The networking opportunities could prove invaluable to Amaral in the future, beyond academia, as he hopes eventually to bring his work, in the form of outreach, to at-risk youth and their families.
“In 10 years I want to have my Ph.D., but I also want to be working with individuals in juvenile halls, speaking with local gang leaders and trying to resolve conflict in the streets and in the prison system,” said Amaral, who also hopes to lead his own nonprofit assisting at-risk youth.
For the Love of the Ocean
Bay Area native Tina Nguyen grew up a stone’s throw from the shore, and had a STEM-heavy education at Cupertino High School. One might think her location and focus on science would lend themselves well to opportunities to study the ocean.
“Strangely enough, even though I grew up in the Bay Area, there wasn’t really any focus on marine science,” said Nguyen, a third-year undergrad at UC Davis. That, along with her status as the first in her family to go to college, meant she wasn’t just paving her own way; she was trailblazing for her younger and future family members. “I didn’t know how where to start, or how to get started,” she said.
“Oftentimes, our students do not know anyone who has gone to college, let alone grad school, so they do not have anyone to ask questions of or get advice from about the application process,” said Muñoz-Flores.
UC LEADS fills that gap by pairing participants with faculty and current grad students and creating an environment where no question is too large or too small. The two-year program is open to upper division undergraduate students “with the potential to succeed in (scientific) disciplines, but who have experienced situations or conditions that have adversely impacted their advancement in their field of study.”
For Nguyen, that means she not only gets assistance with the application and preparation process, she also gets her research feet wet.

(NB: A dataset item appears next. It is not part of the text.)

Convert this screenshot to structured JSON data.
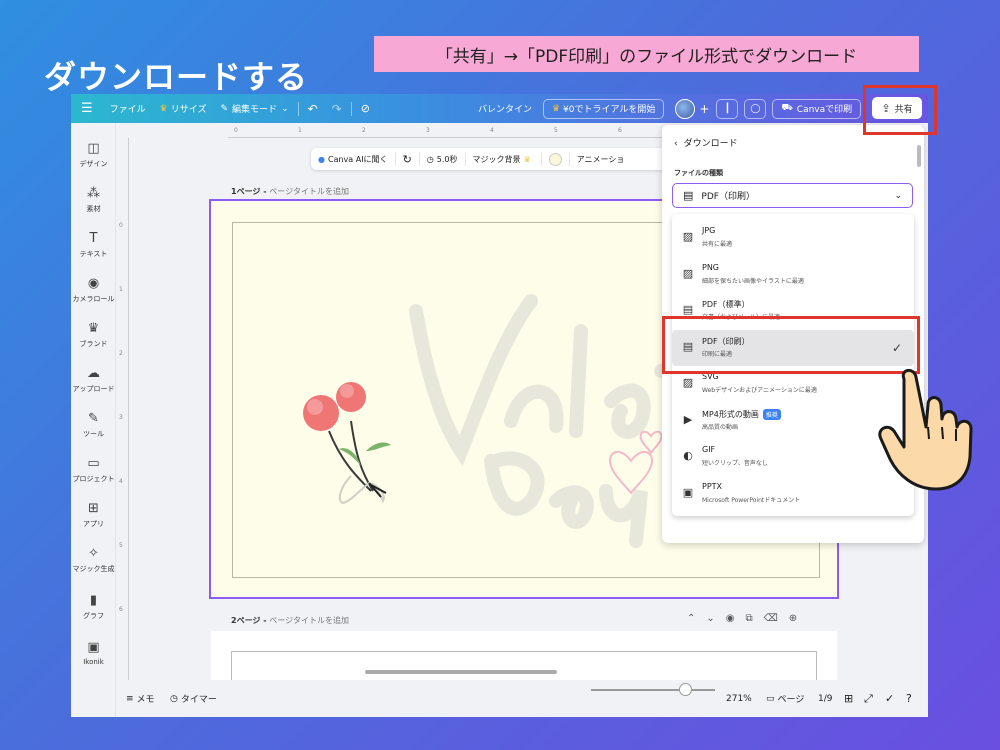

So by the time she embarks on her advanced science degree, she’s ready for what the academic life throws at her.
“I really like it so far,” said Nguyen, whose focus is on the physiology of fishes and their performance under various diet and temperature conditions, working with UCSB marine biologist Erika Eliason. “(The UCSB program) is a smaller program, which I like because you get to know everyone a little bit better.” In addition to her research, Nguyen hopes to be able to widen access to marine studies in her home community.
ARC and UC LEADS scholars’ efforts will come to some fruition Friday, Aug. 9, via presentations given by the students as their summer research draws to a close.
“I hope they utilize us as contacts in the future, as well as keep in touch with their cohort, faculty mentor and graduate student mentor,” Muñoz-Flores said. “I also hope that we have instilled enough knowledge about the process, that they have confidence when applying to graduate school.”